→ Exercise description
Set down each line of the data exactly, but not the pictures.

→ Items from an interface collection

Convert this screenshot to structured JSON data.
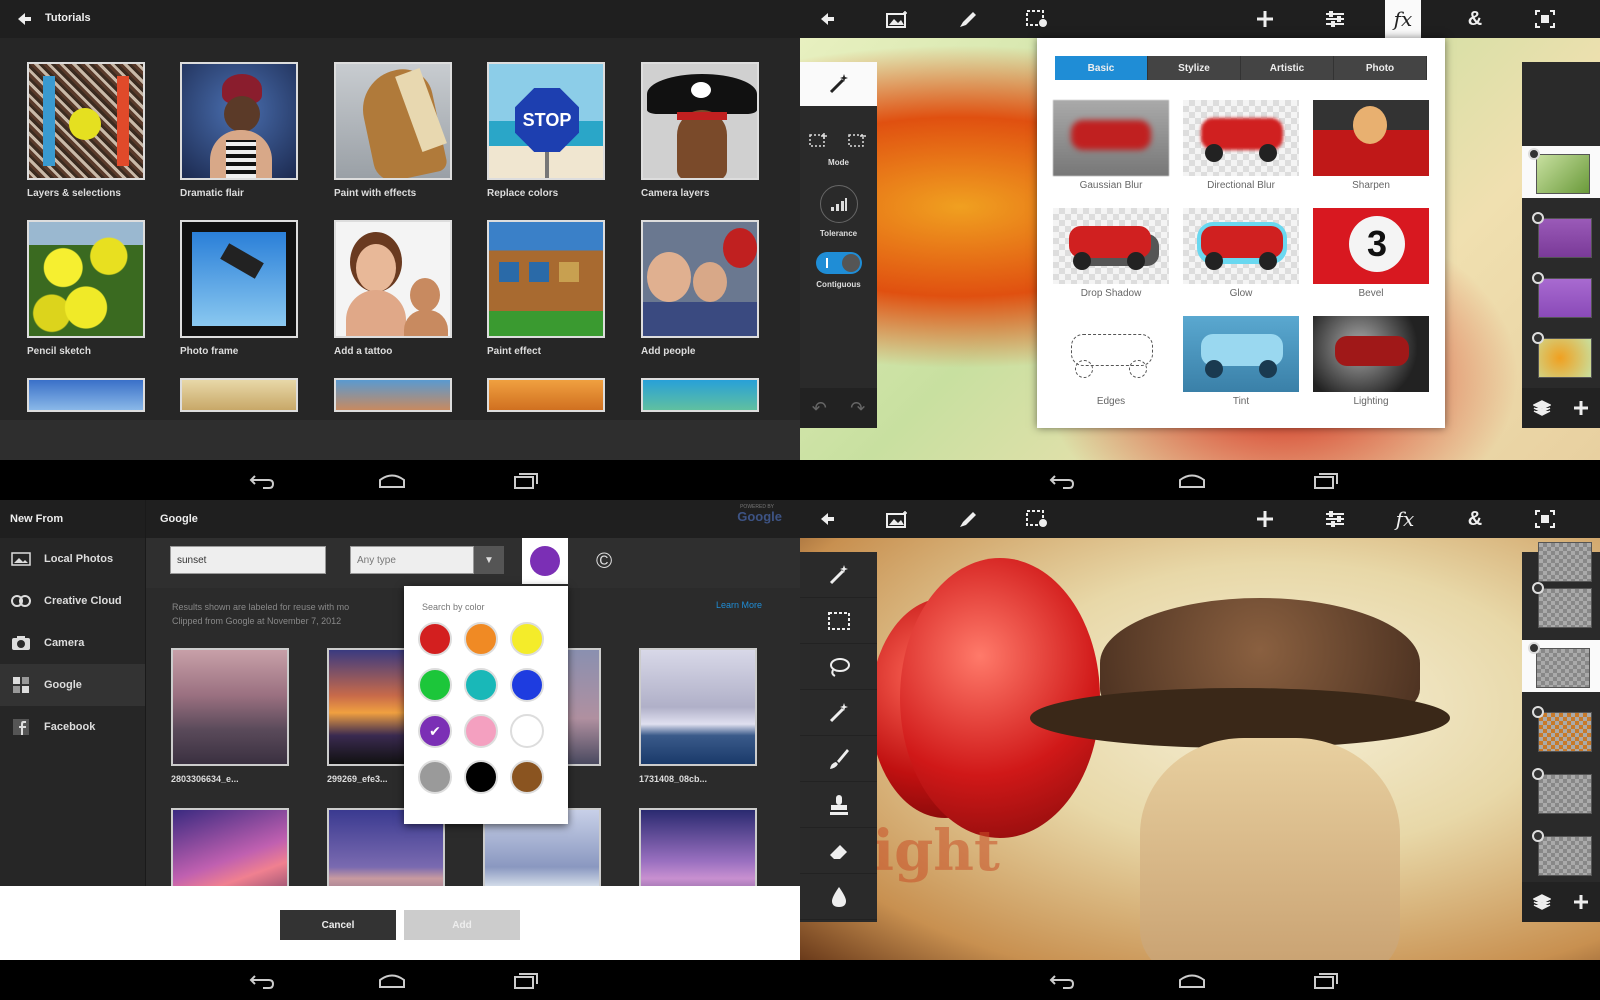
{
  "nav": {
    "back": "back-nav",
    "home": "home-nav",
    "recents": "recents-nav"
  },
  "tutorials": {
    "title": "Tutorials",
    "items": [
      {
        "label": "Layers & selections"
      },
      {
        "label": "Dramatic flair"
      },
      {
        "label": "Paint with effects"
      },
      {
        "label": "Replace colors"
      },
      {
        "label": "Camera layers"
      },
      {
        "label": "Pencil sketch"
      },
      {
        "label": "Photo frame"
      },
      {
        "label": "Add a tattoo"
      },
      {
        "label": "Paint effect"
      },
      {
        "label": "Add people"
      }
    ],
    "stop_sign": "STOP"
  },
  "effects_editor": {
    "toolbar_icons": [
      "back-icon",
      "image-icon",
      "brush-icon",
      "selection-icon",
      "plus-icon",
      "adjust-icon",
      "fx-icon",
      "ampersand-icon",
      "fit-icon"
    ],
    "fx_label": "fx",
    "amp_label": "&",
    "side": {
      "mode": "Mode",
      "tolerance": "Tolerance",
      "contiguous": "Contiguous"
    },
    "tabs": [
      "Basic",
      "Stylize",
      "Artistic",
      "Photo"
    ],
    "active_tab": "Basic",
    "effects": [
      "Gaussian Blur",
      "Directional Blur",
      "Sharpen",
      "Drop Shadow",
      "Glow",
      "Bevel",
      "Edges",
      "Tint",
      "Lighting"
    ],
    "bevel_number": "3"
  },
  "new_from": {
    "title": "New From",
    "sources": [
      {
        "label": "Local Photos",
        "icon": "image-icon"
      },
      {
        "label": "Creative Cloud",
        "icon": "cloud-icon"
      },
      {
        "label": "Camera",
        "icon": "camera-icon"
      },
      {
        "label": "Google",
        "icon": "google-icon"
      },
      {
        "label": "Facebook",
        "icon": "facebook-icon"
      }
    ],
    "active_source": "Google",
    "panel_title": "Google",
    "powered_by": "POWERED BY",
    "google_logo": "Google",
    "search_value": "sunset",
    "type_select": "Any type",
    "selected_color": "#7b2fb5",
    "copyright_symbol": "©",
    "note_line1": "Results shown are labeled for reuse with mo",
    "note_line2": "Clipped from Google at November 7, 2012",
    "learn_more": "Learn More",
    "color_popup_title": "Search by color",
    "colors": [
      "#d31f1f",
      "#f08a24",
      "#f4ec2a",
      "#1cc63a",
      "#19b8b8",
      "#1e3ce0",
      "#7b2fb5",
      "#f4a0c0",
      "#ffffff",
      "#9a9a9a",
      "#000000",
      "#8a5420"
    ],
    "results": [
      {
        "label": "2803306634_e..."
      },
      {
        "label": "299269_efe3..."
      },
      {
        "label": ""
      },
      {
        "label": "1731408_08cb..."
      }
    ],
    "cancel": "Cancel",
    "add": "Add"
  },
  "composite_editor": {
    "tools": [
      "magic-wand-icon",
      "rect-select-icon",
      "lasso-icon",
      "wand-icon",
      "brush-icon",
      "stamp-icon",
      "eraser-icon",
      "drop-icon"
    ],
    "canvas_text": "slight"
  }
}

→ Response to the exercise
Convert this screenshot to structured JSON data.
{
  "nav": {
    "back": "back-nav",
    "home": "home-nav",
    "recents": "recents-nav"
  },
  "tutorials": {
    "title": "Tutorials",
    "items": [
      {
        "label": "Layers & selections"
      },
      {
        "label": "Dramatic flair"
      },
      {
        "label": "Paint with effects"
      },
      {
        "label": "Replace colors"
      },
      {
        "label": "Camera layers"
      },
      {
        "label": "Pencil sketch"
      },
      {
        "label": "Photo frame"
      },
      {
        "label": "Add a tattoo"
      },
      {
        "label": "Paint effect"
      },
      {
        "label": "Add people"
      }
    ],
    "stop_sign": "STOP"
  },
  "effects_editor": {
    "toolbar_icons": [
      "back-icon",
      "image-icon",
      "brush-icon",
      "selection-icon",
      "plus-icon",
      "adjust-icon",
      "fx-icon",
      "ampersand-icon",
      "fit-icon"
    ],
    "fx_label": "fx",
    "amp_label": "&",
    "side": {
      "mode": "Mode",
      "tolerance": "Tolerance",
      "contiguous": "Contiguous"
    },
    "tabs": [
      "Basic",
      "Stylize",
      "Artistic",
      "Photo"
    ],
    "active_tab": "Basic",
    "effects": [
      "Gaussian Blur",
      "Directional Blur",
      "Sharpen",
      "Drop Shadow",
      "Glow",
      "Bevel",
      "Edges",
      "Tint",
      "Lighting"
    ],
    "bevel_number": "3"
  },
  "new_from": {
    "title": "New From",
    "sources": [
      {
        "label": "Local Photos",
        "icon": "image-icon"
      },
      {
        "label": "Creative Cloud",
        "icon": "cloud-icon"
      },
      {
        "label": "Camera",
        "icon": "camera-icon"
      },
      {
        "label": "Google",
        "icon": "google-icon"
      },
      {
        "label": "Facebook",
        "icon": "facebook-icon"
      }
    ],
    "active_source": "Google",
    "panel_title": "Google",
    "powered_by": "POWERED BY",
    "google_logo": "Google",
    "search_value": "sunset",
    "type_select": "Any type",
    "selected_color": "#7b2fb5",
    "copyright_symbol": "©",
    "note_line1": "Results shown are labeled for reuse with mo",
    "note_line2": "Clipped from Google at November 7, 2012",
    "learn_more": "Learn More",
    "color_popup_title": "Search by color",
    "colors": [
      "#d31f1f",
      "#f08a24",
      "#f4ec2a",
      "#1cc63a",
      "#19b8b8",
      "#1e3ce0",
      "#7b2fb5",
      "#f4a0c0",
      "#ffffff",
      "#9a9a9a",
      "#000000",
      "#8a5420"
    ],
    "results": [
      {
        "label": "2803306634_e..."
      },
      {
        "label": "299269_efe3..."
      },
      {
        "label": ""
      },
      {
        "label": "1731408_08cb..."
      }
    ],
    "cancel": "Cancel",
    "add": "Add"
  },
  "composite_editor": {
    "tools": [
      "magic-wand-icon",
      "rect-select-icon",
      "lasso-icon",
      "wand-icon",
      "brush-icon",
      "stamp-icon",
      "eraser-icon",
      "drop-icon"
    ],
    "canvas_text": "slight"
  }
}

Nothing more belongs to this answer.